◆ **INSTRUCTIONS FOR THE TASK**: All of the entries need to be printed again exactly; pictures are the only thing to omit.

◆ **GIVEN DATA**:
--------

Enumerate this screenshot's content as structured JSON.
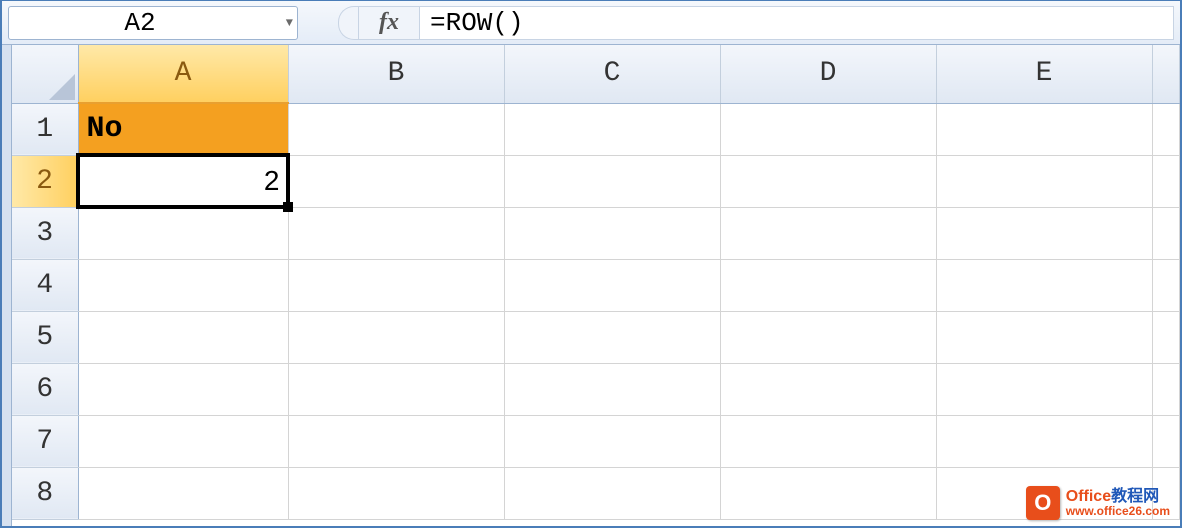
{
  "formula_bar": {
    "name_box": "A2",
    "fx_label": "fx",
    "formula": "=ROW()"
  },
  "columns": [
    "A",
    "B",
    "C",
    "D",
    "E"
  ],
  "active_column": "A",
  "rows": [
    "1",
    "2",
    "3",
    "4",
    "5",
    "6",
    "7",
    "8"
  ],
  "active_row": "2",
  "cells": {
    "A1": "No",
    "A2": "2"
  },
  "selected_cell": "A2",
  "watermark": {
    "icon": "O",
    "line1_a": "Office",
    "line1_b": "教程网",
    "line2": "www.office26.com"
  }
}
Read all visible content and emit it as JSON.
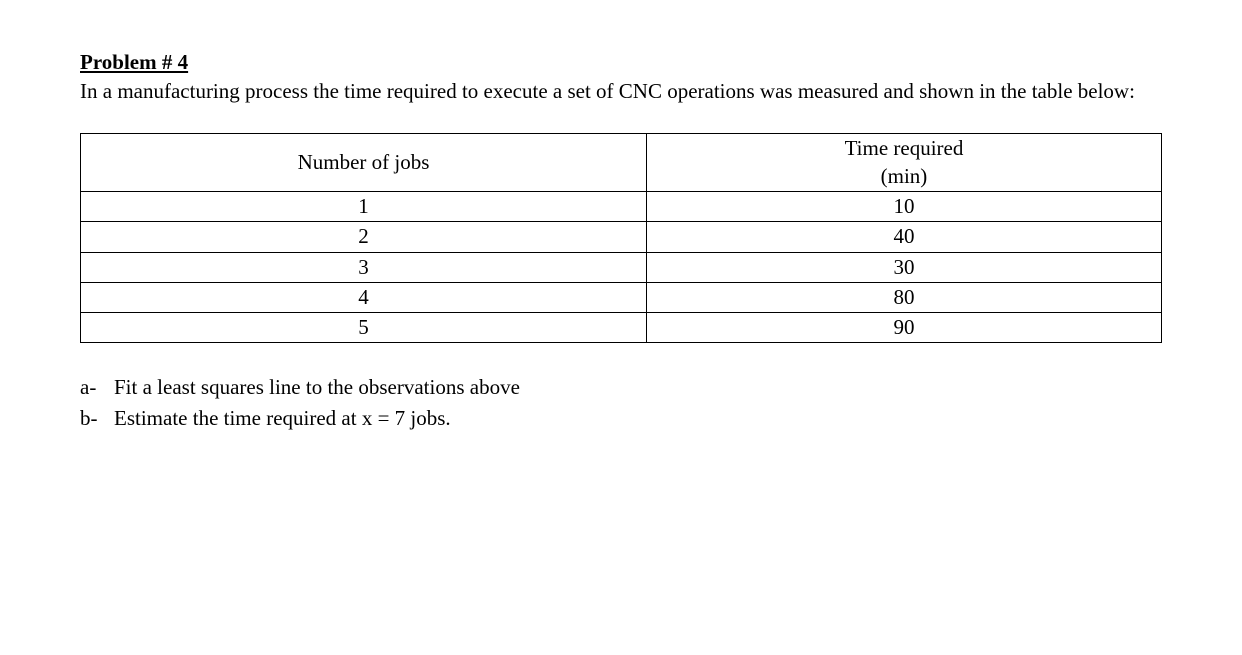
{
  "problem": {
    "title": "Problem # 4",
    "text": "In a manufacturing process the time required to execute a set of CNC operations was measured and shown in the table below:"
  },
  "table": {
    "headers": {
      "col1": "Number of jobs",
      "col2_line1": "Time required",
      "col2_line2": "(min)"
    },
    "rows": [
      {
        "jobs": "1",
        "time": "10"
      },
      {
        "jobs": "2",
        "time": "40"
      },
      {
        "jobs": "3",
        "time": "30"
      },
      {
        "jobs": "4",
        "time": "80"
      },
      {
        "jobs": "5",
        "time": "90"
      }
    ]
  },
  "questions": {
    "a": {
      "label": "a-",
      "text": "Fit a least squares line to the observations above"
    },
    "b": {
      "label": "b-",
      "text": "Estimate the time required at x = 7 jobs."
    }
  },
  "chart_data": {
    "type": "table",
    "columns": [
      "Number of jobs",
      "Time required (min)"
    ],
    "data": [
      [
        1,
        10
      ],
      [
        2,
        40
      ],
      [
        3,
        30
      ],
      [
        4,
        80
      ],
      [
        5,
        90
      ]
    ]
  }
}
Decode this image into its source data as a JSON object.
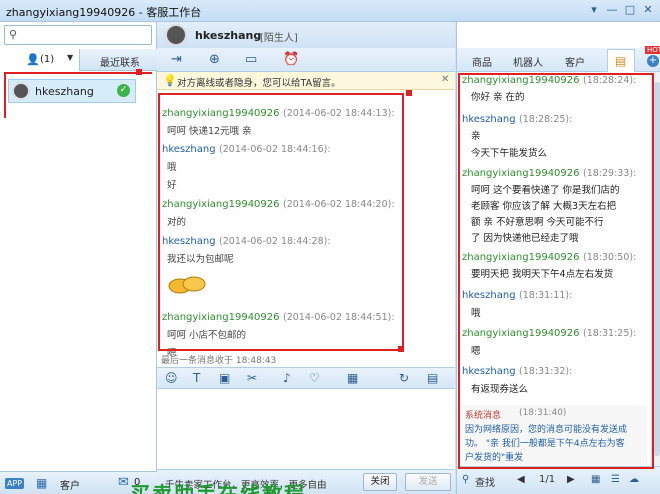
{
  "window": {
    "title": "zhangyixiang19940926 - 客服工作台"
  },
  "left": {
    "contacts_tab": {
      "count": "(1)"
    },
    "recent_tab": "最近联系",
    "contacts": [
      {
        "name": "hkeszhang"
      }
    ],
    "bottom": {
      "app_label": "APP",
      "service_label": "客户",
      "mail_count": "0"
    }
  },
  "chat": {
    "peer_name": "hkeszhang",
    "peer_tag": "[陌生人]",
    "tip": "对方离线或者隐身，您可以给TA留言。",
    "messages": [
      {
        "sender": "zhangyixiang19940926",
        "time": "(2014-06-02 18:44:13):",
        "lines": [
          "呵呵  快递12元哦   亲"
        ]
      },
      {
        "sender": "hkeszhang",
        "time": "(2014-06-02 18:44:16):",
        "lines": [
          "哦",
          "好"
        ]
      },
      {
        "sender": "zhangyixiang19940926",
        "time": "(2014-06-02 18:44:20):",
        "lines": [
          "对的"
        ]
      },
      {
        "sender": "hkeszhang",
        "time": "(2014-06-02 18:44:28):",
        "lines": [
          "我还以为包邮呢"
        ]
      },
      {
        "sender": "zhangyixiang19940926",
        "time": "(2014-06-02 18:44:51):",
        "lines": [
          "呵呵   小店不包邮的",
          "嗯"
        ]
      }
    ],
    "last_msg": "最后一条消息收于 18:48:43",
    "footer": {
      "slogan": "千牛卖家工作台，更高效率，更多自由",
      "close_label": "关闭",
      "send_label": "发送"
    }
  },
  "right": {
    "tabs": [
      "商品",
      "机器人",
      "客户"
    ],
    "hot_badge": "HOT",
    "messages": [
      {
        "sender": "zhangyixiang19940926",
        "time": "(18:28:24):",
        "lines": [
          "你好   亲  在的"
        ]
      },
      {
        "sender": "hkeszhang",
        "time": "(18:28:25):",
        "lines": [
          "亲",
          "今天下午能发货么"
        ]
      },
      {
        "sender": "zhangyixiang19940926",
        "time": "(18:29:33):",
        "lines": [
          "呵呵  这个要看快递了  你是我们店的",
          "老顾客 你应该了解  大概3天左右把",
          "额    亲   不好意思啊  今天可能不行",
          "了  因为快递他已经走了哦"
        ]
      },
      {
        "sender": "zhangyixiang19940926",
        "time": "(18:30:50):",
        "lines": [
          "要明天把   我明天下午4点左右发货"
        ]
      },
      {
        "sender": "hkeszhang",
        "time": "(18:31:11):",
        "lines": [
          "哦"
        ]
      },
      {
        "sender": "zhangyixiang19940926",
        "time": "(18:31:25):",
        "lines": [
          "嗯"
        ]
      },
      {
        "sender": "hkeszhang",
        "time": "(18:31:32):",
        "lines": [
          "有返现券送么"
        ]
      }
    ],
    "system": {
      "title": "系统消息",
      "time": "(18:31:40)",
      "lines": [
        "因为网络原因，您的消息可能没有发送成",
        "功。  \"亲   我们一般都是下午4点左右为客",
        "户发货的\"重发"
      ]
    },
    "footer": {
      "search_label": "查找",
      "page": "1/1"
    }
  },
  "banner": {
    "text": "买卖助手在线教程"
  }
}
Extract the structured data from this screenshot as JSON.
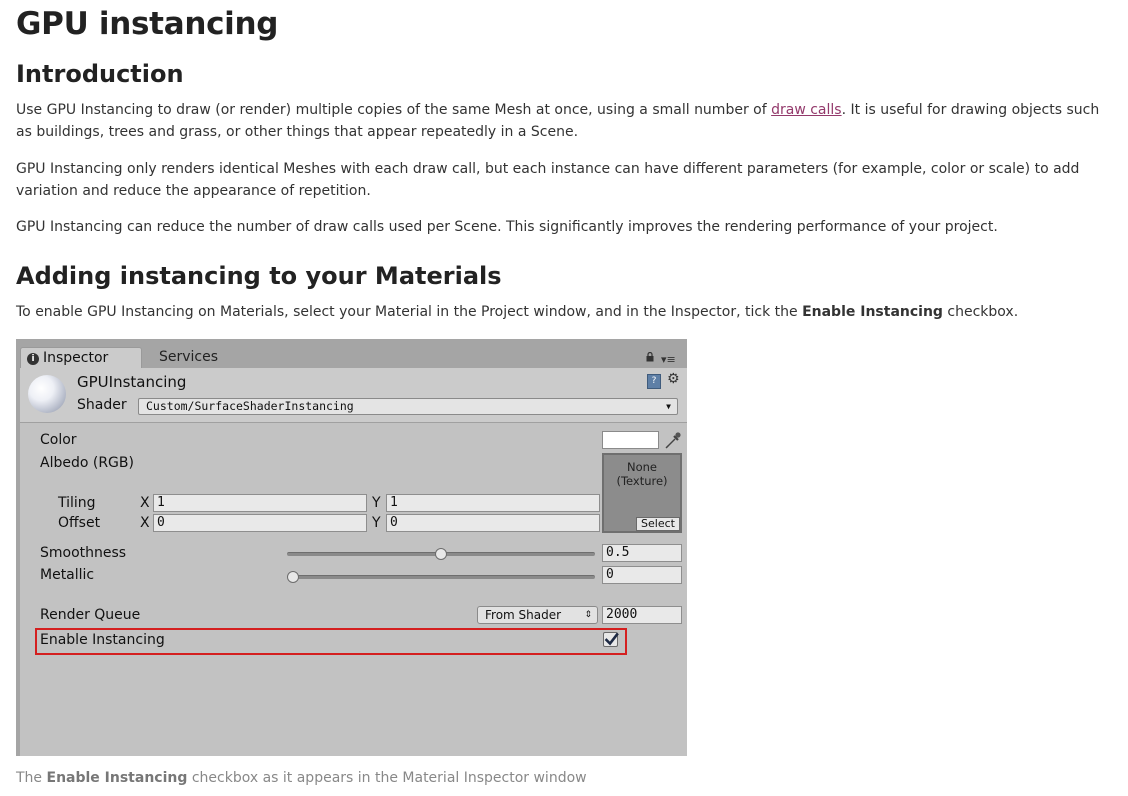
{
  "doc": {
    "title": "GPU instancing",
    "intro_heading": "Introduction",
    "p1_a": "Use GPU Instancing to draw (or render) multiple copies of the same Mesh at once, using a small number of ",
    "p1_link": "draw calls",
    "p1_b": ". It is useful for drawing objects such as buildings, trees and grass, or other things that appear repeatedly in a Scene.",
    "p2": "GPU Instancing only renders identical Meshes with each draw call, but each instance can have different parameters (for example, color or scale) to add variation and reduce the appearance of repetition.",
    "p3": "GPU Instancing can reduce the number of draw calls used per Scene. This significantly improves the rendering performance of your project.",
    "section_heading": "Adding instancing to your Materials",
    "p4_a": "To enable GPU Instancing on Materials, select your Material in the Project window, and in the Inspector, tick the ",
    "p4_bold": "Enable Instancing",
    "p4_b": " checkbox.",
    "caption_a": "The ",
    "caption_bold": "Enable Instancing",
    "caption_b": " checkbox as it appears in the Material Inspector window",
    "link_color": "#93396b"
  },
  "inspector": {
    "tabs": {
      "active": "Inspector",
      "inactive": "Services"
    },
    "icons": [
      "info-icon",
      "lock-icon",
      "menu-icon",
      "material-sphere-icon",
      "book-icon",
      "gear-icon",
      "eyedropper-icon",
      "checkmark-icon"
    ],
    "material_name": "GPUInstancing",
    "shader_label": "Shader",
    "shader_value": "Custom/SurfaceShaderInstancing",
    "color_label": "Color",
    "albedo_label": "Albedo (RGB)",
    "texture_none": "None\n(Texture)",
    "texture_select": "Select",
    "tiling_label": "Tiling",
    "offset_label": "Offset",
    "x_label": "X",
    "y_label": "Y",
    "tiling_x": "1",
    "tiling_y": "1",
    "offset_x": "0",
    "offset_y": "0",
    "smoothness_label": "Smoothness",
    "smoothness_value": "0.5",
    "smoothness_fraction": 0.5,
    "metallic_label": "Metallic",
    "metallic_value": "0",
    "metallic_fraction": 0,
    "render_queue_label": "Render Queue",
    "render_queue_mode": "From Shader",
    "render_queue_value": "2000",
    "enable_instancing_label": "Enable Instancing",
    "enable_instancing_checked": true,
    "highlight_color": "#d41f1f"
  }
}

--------

◆ **RESPONSE TO THIS TASK**:
Enumerate this screenshot's content as structured JSON.
{
  "formula_bar": {
    "name_box": "A2",
    "fx_label": "fx",
    "formula": "=ROW()"
  },
  "columns": [
    "A",
    "B",
    "C",
    "D",
    "E"
  ],
  "active_column": "A",
  "rows": [
    "1",
    "2",
    "3",
    "4",
    "5",
    "6",
    "7",
    "8"
  ],
  "active_row": "2",
  "cells": {
    "A1": "No",
    "A2": "2"
  },
  "selected_cell": "A2",
  "watermark": {
    "icon": "O",
    "line1_a": "Office",
    "line1_b": "教程网",
    "line2": "www.office26.com"
  }
}
Read all visible content and emit it as JSON.
{
  "problem": {
    "title": "Problem # 4",
    "text": "In a manufacturing process the time required to execute a set of CNC operations was measured and shown in the table below:"
  },
  "table": {
    "headers": {
      "col1": "Number of jobs",
      "col2_line1": "Time required",
      "col2_line2": "(min)"
    },
    "rows": [
      {
        "jobs": "1",
        "time": "10"
      },
      {
        "jobs": "2",
        "time": "40"
      },
      {
        "jobs": "3",
        "time": "30"
      },
      {
        "jobs": "4",
        "time": "80"
      },
      {
        "jobs": "5",
        "time": "90"
      }
    ]
  },
  "questions": {
    "a": {
      "label": "a-",
      "text": "Fit a least squares line to the observations above"
    },
    "b": {
      "label": "b-",
      "text": "Estimate the time required at x = 7 jobs."
    }
  },
  "chart_data": {
    "type": "table",
    "columns": [
      "Number of jobs",
      "Time required (min)"
    ],
    "data": [
      [
        1,
        10
      ],
      [
        2,
        40
      ],
      [
        3,
        30
      ],
      [
        4,
        80
      ],
      [
        5,
        90
      ]
    ]
  }
}
Decode this image into its source data as a JSON object.
{
  "window": {
    "title": "zhangyixiang19940926 - 客服工作台"
  },
  "left": {
    "contacts_tab": {
      "count": "(1)"
    },
    "recent_tab": "最近联系",
    "contacts": [
      {
        "name": "hkeszhang"
      }
    ],
    "bottom": {
      "app_label": "APP",
      "service_label": "客户",
      "mail_count": "0"
    }
  },
  "chat": {
    "peer_name": "hkeszhang",
    "peer_tag": "[陌生人]",
    "tip": "对方离线或者隐身，您可以给TA留言。",
    "messages": [
      {
        "sender": "zhangyixiang19940926",
        "time": "(2014-06-02 18:44:13):",
        "lines": [
          "呵呵  快递12元哦   亲"
        ]
      },
      {
        "sender": "hkeszhang",
        "time": "(2014-06-02 18:44:16):",
        "lines": [
          "哦",
          "好"
        ]
      },
      {
        "sender": "zhangyixiang19940926",
        "time": "(2014-06-02 18:44:20):",
        "lines": [
          "对的"
        ]
      },
      {
        "sender": "hkeszhang",
        "time": "(2014-06-02 18:44:28):",
        "lines": [
          "我还以为包邮呢"
        ]
      },
      {
        "sender": "zhangyixiang19940926",
        "time": "(2014-06-02 18:44:51):",
        "lines": [
          "呵呵   小店不包邮的",
          "嗯"
        ]
      }
    ],
    "last_msg": "最后一条消息收于 18:48:43",
    "footer": {
      "slogan": "千牛卖家工作台，更高效率，更多自由",
      "close_label": "关闭",
      "send_label": "发送"
    }
  },
  "right": {
    "tabs": [
      "商品",
      "机器人",
      "客户"
    ],
    "hot_badge": "HOT",
    "messages": [
      {
        "sender": "zhangyixiang19940926",
        "time": "(18:28:24):",
        "lines": [
          "你好   亲  在的"
        ]
      },
      {
        "sender": "hkeszhang",
        "time": "(18:28:25):",
        "lines": [
          "亲",
          "今天下午能发货么"
        ]
      },
      {
        "sender": "zhangyixiang19940926",
        "time": "(18:29:33):",
        "lines": [
          "呵呵  这个要看快递了  你是我们店的",
          "老顾客 你应该了解  大概3天左右把",
          "额    亲   不好意思啊  今天可能不行",
          "了  因为快递他已经走了哦"
        ]
      },
      {
        "sender": "zhangyixiang19940926",
        "time": "(18:30:50):",
        "lines": [
          "要明天把   我明天下午4点左右发货"
        ]
      },
      {
        "sender": "hkeszhang",
        "time": "(18:31:11):",
        "lines": [
          "哦"
        ]
      },
      {
        "sender": "zhangyixiang19940926",
        "time": "(18:31:25):",
        "lines": [
          "嗯"
        ]
      },
      {
        "sender": "hkeszhang",
        "time": "(18:31:32):",
        "lines": [
          "有返现券送么"
        ]
      }
    ],
    "system": {
      "title": "系统消息",
      "time": "(18:31:40)",
      "lines": [
        "因为网络原因，您的消息可能没有发送成",
        "功。  \"亲   我们一般都是下午4点左右为客",
        "户发货的\"重发"
      ]
    },
    "footer": {
      "search_label": "查找",
      "page": "1/1"
    }
  },
  "banner": {
    "text": "买卖助手在线教程"
  }
}
Extract the structured data from this screenshot as JSON.
{
  "doc": {
    "title": "GPU instancing",
    "intro_heading": "Introduction",
    "p1_a": "Use GPU Instancing to draw (or render) multiple copies of the same Mesh at once, using a small number of ",
    "p1_link": "draw calls",
    "p1_b": ". It is useful for drawing objects such as buildings, trees and grass, or other things that appear repeatedly in a Scene.",
    "p2": "GPU Instancing only renders identical Meshes with each draw call, but each instance can have different parameters (for example, color or scale) to add variation and reduce the appearance of repetition.",
    "p3": "GPU Instancing can reduce the number of draw calls used per Scene. This significantly improves the rendering performance of your project.",
    "section_heading": "Adding instancing to your Materials",
    "p4_a": "To enable GPU Instancing on Materials, select your Material in the Project window, and in the Inspector, tick the ",
    "p4_bold": "Enable Instancing",
    "p4_b": " checkbox.",
    "caption_a": "The ",
    "caption_bold": "Enable Instancing",
    "caption_b": " checkbox as it appears in the Material Inspector window",
    "link_color": "#93396b"
  },
  "inspector": {
    "tabs": {
      "active": "Inspector",
      "inactive": "Services"
    },
    "icons": [
      "info-icon",
      "lock-icon",
      "menu-icon",
      "material-sphere-icon",
      "book-icon",
      "gear-icon",
      "eyedropper-icon",
      "checkmark-icon"
    ],
    "material_name": "GPUInstancing",
    "shader_label": "Shader",
    "shader_value": "Custom/SurfaceShaderInstancing",
    "color_label": "Color",
    "albedo_label": "Albedo (RGB)",
    "texture_none": "None\n(Texture)",
    "texture_select": "Select",
    "tiling_label": "Tiling",
    "offset_label": "Offset",
    "x_label": "X",
    "y_label": "Y",
    "tiling_x": "1",
    "tiling_y": "1",
    "offset_x": "0",
    "offset_y": "0",
    "smoothness_label": "Smoothness",
    "smoothness_value": "0.5",
    "smoothness_fraction": 0.5,
    "metallic_label": "Metallic",
    "metallic_value": "0",
    "metallic_fraction": 0,
    "render_queue_label": "Render Queue",
    "render_queue_mode": "From Shader",
    "render_queue_value": "2000",
    "enable_instancing_label": "Enable Instancing",
    "enable_instancing_checked": true,
    "highlight_color": "#d41f1f"
  }
}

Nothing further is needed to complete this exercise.